PROBLEM STATEMENT: For this exercise, repeat every line of the material exactly.

--- DATA FOR REVIEW Enclosed Below ---

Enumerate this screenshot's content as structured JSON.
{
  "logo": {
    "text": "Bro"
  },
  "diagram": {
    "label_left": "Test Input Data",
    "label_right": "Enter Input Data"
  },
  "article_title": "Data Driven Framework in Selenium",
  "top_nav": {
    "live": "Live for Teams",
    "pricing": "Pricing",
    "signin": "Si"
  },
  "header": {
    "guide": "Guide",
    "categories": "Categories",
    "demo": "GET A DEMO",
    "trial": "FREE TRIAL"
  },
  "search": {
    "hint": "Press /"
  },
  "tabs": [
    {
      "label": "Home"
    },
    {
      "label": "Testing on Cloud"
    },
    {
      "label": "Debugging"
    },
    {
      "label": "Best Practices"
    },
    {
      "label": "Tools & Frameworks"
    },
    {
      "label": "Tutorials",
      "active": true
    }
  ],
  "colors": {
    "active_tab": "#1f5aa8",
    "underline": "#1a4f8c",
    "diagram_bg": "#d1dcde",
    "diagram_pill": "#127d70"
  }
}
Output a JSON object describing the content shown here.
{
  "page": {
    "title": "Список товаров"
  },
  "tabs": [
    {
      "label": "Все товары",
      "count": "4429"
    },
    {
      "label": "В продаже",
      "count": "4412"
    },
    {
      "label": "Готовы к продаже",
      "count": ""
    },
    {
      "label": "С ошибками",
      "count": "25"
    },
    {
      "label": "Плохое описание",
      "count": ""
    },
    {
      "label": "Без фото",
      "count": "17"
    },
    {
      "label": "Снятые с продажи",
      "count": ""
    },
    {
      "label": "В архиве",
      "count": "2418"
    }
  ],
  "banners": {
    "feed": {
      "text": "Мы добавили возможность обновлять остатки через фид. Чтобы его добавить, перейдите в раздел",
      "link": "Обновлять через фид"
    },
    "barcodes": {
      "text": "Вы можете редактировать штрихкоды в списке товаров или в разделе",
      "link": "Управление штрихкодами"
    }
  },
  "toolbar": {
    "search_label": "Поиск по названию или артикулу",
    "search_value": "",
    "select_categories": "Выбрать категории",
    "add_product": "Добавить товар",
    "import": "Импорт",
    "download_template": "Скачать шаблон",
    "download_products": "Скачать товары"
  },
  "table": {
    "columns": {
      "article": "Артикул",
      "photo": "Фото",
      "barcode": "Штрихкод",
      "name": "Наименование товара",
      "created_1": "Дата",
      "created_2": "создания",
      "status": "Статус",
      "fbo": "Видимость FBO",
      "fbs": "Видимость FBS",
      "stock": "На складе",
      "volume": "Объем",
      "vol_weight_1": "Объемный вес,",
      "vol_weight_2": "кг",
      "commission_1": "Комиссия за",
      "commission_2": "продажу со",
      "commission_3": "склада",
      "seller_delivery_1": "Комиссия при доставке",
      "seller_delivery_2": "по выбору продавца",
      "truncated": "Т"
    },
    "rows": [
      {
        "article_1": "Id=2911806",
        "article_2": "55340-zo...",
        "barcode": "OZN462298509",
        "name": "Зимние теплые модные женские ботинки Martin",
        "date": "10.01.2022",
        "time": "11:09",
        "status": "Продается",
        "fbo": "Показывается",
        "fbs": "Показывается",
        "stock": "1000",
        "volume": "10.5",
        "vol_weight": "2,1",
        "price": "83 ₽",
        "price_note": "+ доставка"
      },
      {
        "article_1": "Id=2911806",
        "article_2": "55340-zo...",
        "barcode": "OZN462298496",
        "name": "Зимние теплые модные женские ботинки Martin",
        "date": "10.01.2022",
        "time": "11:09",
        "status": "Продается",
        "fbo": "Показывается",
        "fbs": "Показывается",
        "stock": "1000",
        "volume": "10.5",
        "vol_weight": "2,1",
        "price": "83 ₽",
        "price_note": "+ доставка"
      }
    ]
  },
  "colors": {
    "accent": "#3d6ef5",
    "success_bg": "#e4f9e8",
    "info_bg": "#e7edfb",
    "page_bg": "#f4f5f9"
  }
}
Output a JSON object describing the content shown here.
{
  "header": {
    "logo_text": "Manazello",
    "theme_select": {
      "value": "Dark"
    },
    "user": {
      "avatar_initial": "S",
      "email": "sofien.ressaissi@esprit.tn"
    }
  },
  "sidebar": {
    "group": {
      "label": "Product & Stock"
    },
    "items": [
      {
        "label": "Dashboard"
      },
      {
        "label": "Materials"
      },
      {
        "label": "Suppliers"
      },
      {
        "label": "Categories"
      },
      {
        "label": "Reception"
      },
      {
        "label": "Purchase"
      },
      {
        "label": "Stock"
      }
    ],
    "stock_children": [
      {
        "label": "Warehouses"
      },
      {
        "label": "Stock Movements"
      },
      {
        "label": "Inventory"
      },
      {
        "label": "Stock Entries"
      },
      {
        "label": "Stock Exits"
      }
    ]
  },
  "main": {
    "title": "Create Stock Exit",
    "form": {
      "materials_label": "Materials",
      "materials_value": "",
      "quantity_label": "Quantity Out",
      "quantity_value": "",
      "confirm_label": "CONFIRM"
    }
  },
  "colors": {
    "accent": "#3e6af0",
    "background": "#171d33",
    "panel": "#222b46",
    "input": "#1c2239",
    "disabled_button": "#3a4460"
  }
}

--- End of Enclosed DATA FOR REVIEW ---

RESULT OF THE EXERCISE:
Enumerate this screenshot's content as structured JSON.
{
  "logo": {
    "text": "Bro"
  },
  "diagram": {
    "label_left": "Test Input Data",
    "label_right": "Enter Input Data"
  },
  "article_title": "Data Driven Framework in Selenium",
  "top_nav": {
    "live": "Live for Teams",
    "pricing": "Pricing",
    "signin": "Si"
  },
  "header": {
    "guide": "Guide",
    "categories": "Categories",
    "demo": "GET A DEMO",
    "trial": "FREE TRIAL"
  },
  "search": {
    "hint": "Press /"
  },
  "tabs": [
    {
      "label": "Home"
    },
    {
      "label": "Testing on Cloud"
    },
    {
      "label": "Debugging"
    },
    {
      "label": "Best Practices"
    },
    {
      "label": "Tools & Frameworks"
    },
    {
      "label": "Tutorials",
      "active": true
    }
  ],
  "colors": {
    "active_tab": "#1f5aa8",
    "underline": "#1a4f8c",
    "diagram_bg": "#d1dcde",
    "diagram_pill": "#127d70"
  }
}
Output a JSON object describing the content shown here.
{
  "page": {
    "title": "Список товаров"
  },
  "tabs": [
    {
      "label": "Все товары",
      "count": "4429"
    },
    {
      "label": "В продаже",
      "count": "4412"
    },
    {
      "label": "Готовы к продаже",
      "count": ""
    },
    {
      "label": "С ошибками",
      "count": "25"
    },
    {
      "label": "Плохое описание",
      "count": ""
    },
    {
      "label": "Без фото",
      "count": "17"
    },
    {
      "label": "Снятые с продажи",
      "count": ""
    },
    {
      "label": "В архиве",
      "count": "2418"
    }
  ],
  "banners": {
    "feed": {
      "text": "Мы добавили возможность обновлять остатки через фид. Чтобы его добавить, перейдите в раздел",
      "link": "Обновлять через фид"
    },
    "barcodes": {
      "text": "Вы можете редактировать штрихкоды в списке товаров или в разделе",
      "link": "Управление штрихкодами"
    }
  },
  "toolbar": {
    "search_label": "Поиск по названию или артикулу",
    "search_value": "",
    "select_categories": "Выбрать категории",
    "add_product": "Добавить товар",
    "import": "Импорт",
    "download_template": "Скачать шаблон",
    "download_products": "Скачать товары"
  },
  "table": {
    "columns": {
      "article": "Артикул",
      "photo": "Фото",
      "barcode": "Штрихкод",
      "name": "Наименование товара",
      "created_1": "Дата",
      "created_2": "создания",
      "status": "Статус",
      "fbo": "Видимость FBO",
      "fbs": "Видимость FBS",
      "stock": "На складе",
      "volume": "Объем",
      "vol_weight_1": "Объемный вес,",
      "vol_weight_2": "кг",
      "commission_1": "Комиссия за",
      "commission_2": "продажу со",
      "commission_3": "склада",
      "seller_delivery_1": "Комиссия при доставке",
      "seller_delivery_2": "по выбору продавца",
      "truncated": "Т"
    },
    "rows": [
      {
        "article_1": "Id=2911806",
        "article_2": "55340-zo...",
        "barcode": "OZN462298509",
        "name": "Зимние теплые модные женские ботинки Martin",
        "date": "10.01.2022",
        "time": "11:09",
        "status": "Продается",
        "fbo": "Показывается",
        "fbs": "Показывается",
        "stock": "1000",
        "volume": "10.5",
        "vol_weight": "2,1",
        "price": "83 ₽",
        "price_note": "+ доставка"
      },
      {
        "article_1": "Id=2911806",
        "article_2": "55340-zo...",
        "barcode": "OZN462298496",
        "name": "Зимние теплые модные женские ботинки Martin",
        "date": "10.01.2022",
        "time": "11:09",
        "status": "Продается",
        "fbo": "Показывается",
        "fbs": "Показывается",
        "stock": "1000",
        "volume": "10.5",
        "vol_weight": "2,1",
        "price": "83 ₽",
        "price_note": "+ доставка"
      }
    ]
  },
  "colors": {
    "accent": "#3d6ef5",
    "success_bg": "#e4f9e8",
    "info_bg": "#e7edfb",
    "page_bg": "#f4f5f9"
  }
}
Output a JSON object describing the content shown here.
{
  "header": {
    "logo_text": "Manazello",
    "theme_select": {
      "value": "Dark"
    },
    "user": {
      "avatar_initial": "S",
      "email": "sofien.ressaissi@esprit.tn"
    }
  },
  "sidebar": {
    "group": {
      "label": "Product & Stock"
    },
    "items": [
      {
        "label": "Dashboard"
      },
      {
        "label": "Materials"
      },
      {
        "label": "Suppliers"
      },
      {
        "label": "Categories"
      },
      {
        "label": "Reception"
      },
      {
        "label": "Purchase"
      },
      {
        "label": "Stock"
      }
    ],
    "stock_children": [
      {
        "label": "Warehouses"
      },
      {
        "label": "Stock Movements"
      },
      {
        "label": "Inventory"
      },
      {
        "label": "Stock Entries"
      },
      {
        "label": "Stock Exits"
      }
    ]
  },
  "main": {
    "title": "Create Stock Exit",
    "form": {
      "materials_label": "Materials",
      "materials_value": "",
      "quantity_label": "Quantity Out",
      "quantity_value": "",
      "confirm_label": "CONFIRM"
    }
  },
  "colors": {
    "accent": "#3e6af0",
    "background": "#171d33",
    "panel": "#222b46",
    "input": "#1c2239",
    "disabled_button": "#3a4460"
  }
}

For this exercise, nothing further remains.